TASK STATEMENT | Output the listing word for word, minus images.

RECORDS FOR THIS EXERCISE |
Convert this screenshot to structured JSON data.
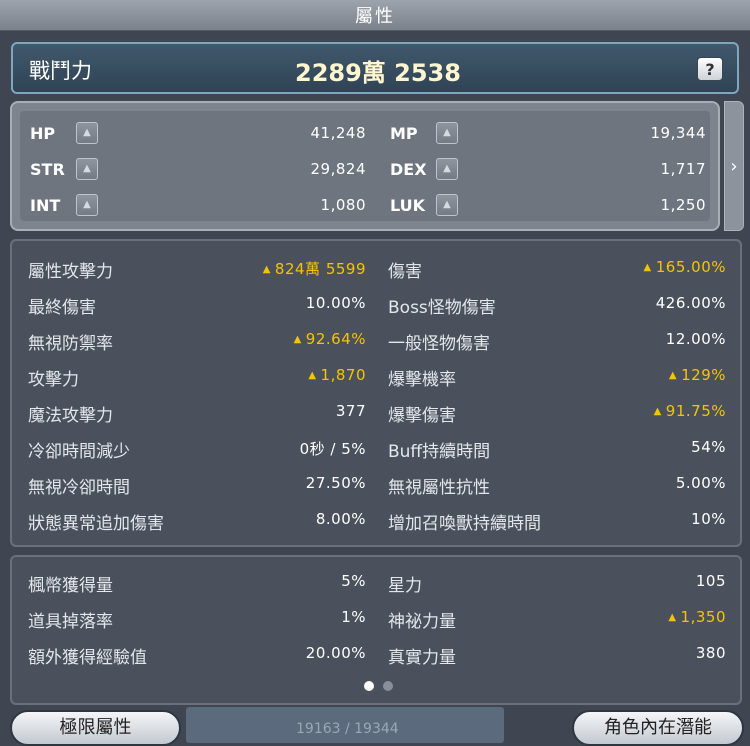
{
  "window": {
    "title": "屬性"
  },
  "combat_power": {
    "label": "戰鬥力",
    "value": "2289萬 2538",
    "help_label": "?"
  },
  "base_stats": [
    {
      "name": "HP",
      "value": "41,248"
    },
    {
      "name": "MP",
      "value": "19,344"
    },
    {
      "name": "STR",
      "value": "29,824"
    },
    {
      "name": "DEX",
      "value": "1,717"
    },
    {
      "name": "INT",
      "value": "1,080"
    },
    {
      "name": "LUK",
      "value": "1,250"
    }
  ],
  "detail_stats": [
    {
      "name": "屬性攻擊力",
      "value": "824萬 5599",
      "up": true
    },
    {
      "name": "傷害",
      "value": "165.00%",
      "up": true
    },
    {
      "name": "最終傷害",
      "value": "10.00%",
      "up": false
    },
    {
      "name": "Boss怪物傷害",
      "value": "426.00%",
      "up": false
    },
    {
      "name": "無視防禦率",
      "value": "92.64%",
      "up": true
    },
    {
      "name": "一般怪物傷害",
      "value": "12.00%",
      "up": false
    },
    {
      "name": "攻擊力",
      "value": "1,870",
      "up": true
    },
    {
      "name": "爆擊機率",
      "value": "129%",
      "up": true
    },
    {
      "name": "魔法攻擊力",
      "value": "377",
      "up": false
    },
    {
      "name": "爆擊傷害",
      "value": "91.75%",
      "up": true
    },
    {
      "name": "冷卻時間減少",
      "value": "0秒 / 5%",
      "up": false
    },
    {
      "name": "Buff持續時間",
      "value": "54%",
      "up": false
    },
    {
      "name": "無視冷卻時間",
      "value": "27.50%",
      "up": false
    },
    {
      "name": "無視屬性抗性",
      "value": "5.00%",
      "up": false
    },
    {
      "name": "狀態異常追加傷害",
      "value": "8.00%",
      "up": false
    },
    {
      "name": "增加召喚獸持續時間",
      "value": "10%",
      "up": false
    }
  ],
  "extra_stats": [
    {
      "name": "楓幣獲得量",
      "value": "5%",
      "up": false
    },
    {
      "name": "星力",
      "value": "105",
      "up": false
    },
    {
      "name": "道具掉落率",
      "value": "1%",
      "up": false
    },
    {
      "name": "神祕力量",
      "value": "1,350",
      "up": true
    },
    {
      "name": "額外獲得經驗值",
      "value": "20.00%",
      "up": false
    },
    {
      "name": "真實力量",
      "value": "380",
      "up": false
    }
  ],
  "pagination": {
    "current": 1,
    "total": 2
  },
  "buttons": {
    "hyper_stats": "極限屬性",
    "inner_ability": "角色內在潛能"
  },
  "background": {
    "mp_bar_text": "19163 / 19344"
  },
  "colors": {
    "up_highlight": "#f5c400",
    "power_panel": "#34495b",
    "active_dot": "#ffffff",
    "inactive_dot": "#8a9099"
  }
}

PROBLEM SOLUTION |
Convert this screenshot to structured JSON data.
{
  "window": {
    "title": "屬性"
  },
  "combat_power": {
    "label": "戰鬥力",
    "value": "2289萬 2538",
    "help_label": "?"
  },
  "base_stats": [
    {
      "name": "HP",
      "value": "41,248"
    },
    {
      "name": "MP",
      "value": "19,344"
    },
    {
      "name": "STR",
      "value": "29,824"
    },
    {
      "name": "DEX",
      "value": "1,717"
    },
    {
      "name": "INT",
      "value": "1,080"
    },
    {
      "name": "LUK",
      "value": "1,250"
    }
  ],
  "detail_stats": [
    {
      "name": "屬性攻擊力",
      "value": "824萬 5599",
      "up": true
    },
    {
      "name": "傷害",
      "value": "165.00%",
      "up": true
    },
    {
      "name": "最終傷害",
      "value": "10.00%",
      "up": false
    },
    {
      "name": "Boss怪物傷害",
      "value": "426.00%",
      "up": false
    },
    {
      "name": "無視防禦率",
      "value": "92.64%",
      "up": true
    },
    {
      "name": "一般怪物傷害",
      "value": "12.00%",
      "up": false
    },
    {
      "name": "攻擊力",
      "value": "1,870",
      "up": true
    },
    {
      "name": "爆擊機率",
      "value": "129%",
      "up": true
    },
    {
      "name": "魔法攻擊力",
      "value": "377",
      "up": false
    },
    {
      "name": "爆擊傷害",
      "value": "91.75%",
      "up": true
    },
    {
      "name": "冷卻時間減少",
      "value": "0秒 / 5%",
      "up": false
    },
    {
      "name": "Buff持續時間",
      "value": "54%",
      "up": false
    },
    {
      "name": "無視冷卻時間",
      "value": "27.50%",
      "up": false
    },
    {
      "name": "無視屬性抗性",
      "value": "5.00%",
      "up": false
    },
    {
      "name": "狀態異常追加傷害",
      "value": "8.00%",
      "up": false
    },
    {
      "name": "增加召喚獸持續時間",
      "value": "10%",
      "up": false
    }
  ],
  "extra_stats": [
    {
      "name": "楓幣獲得量",
      "value": "5%",
      "up": false
    },
    {
      "name": "星力",
      "value": "105",
      "up": false
    },
    {
      "name": "道具掉落率",
      "value": "1%",
      "up": false
    },
    {
      "name": "神祕力量",
      "value": "1,350",
      "up": true
    },
    {
      "name": "額外獲得經驗值",
      "value": "20.00%",
      "up": false
    },
    {
      "name": "真實力量",
      "value": "380",
      "up": false
    }
  ],
  "pagination": {
    "current": 1,
    "total": 2
  },
  "buttons": {
    "hyper_stats": "極限屬性",
    "inner_ability": "角色內在潛能"
  },
  "background": {
    "mp_bar_text": "19163 / 19344"
  },
  "colors": {
    "up_highlight": "#f5c400",
    "power_panel": "#34495b",
    "active_dot": "#ffffff",
    "inactive_dot": "#8a9099"
  }
}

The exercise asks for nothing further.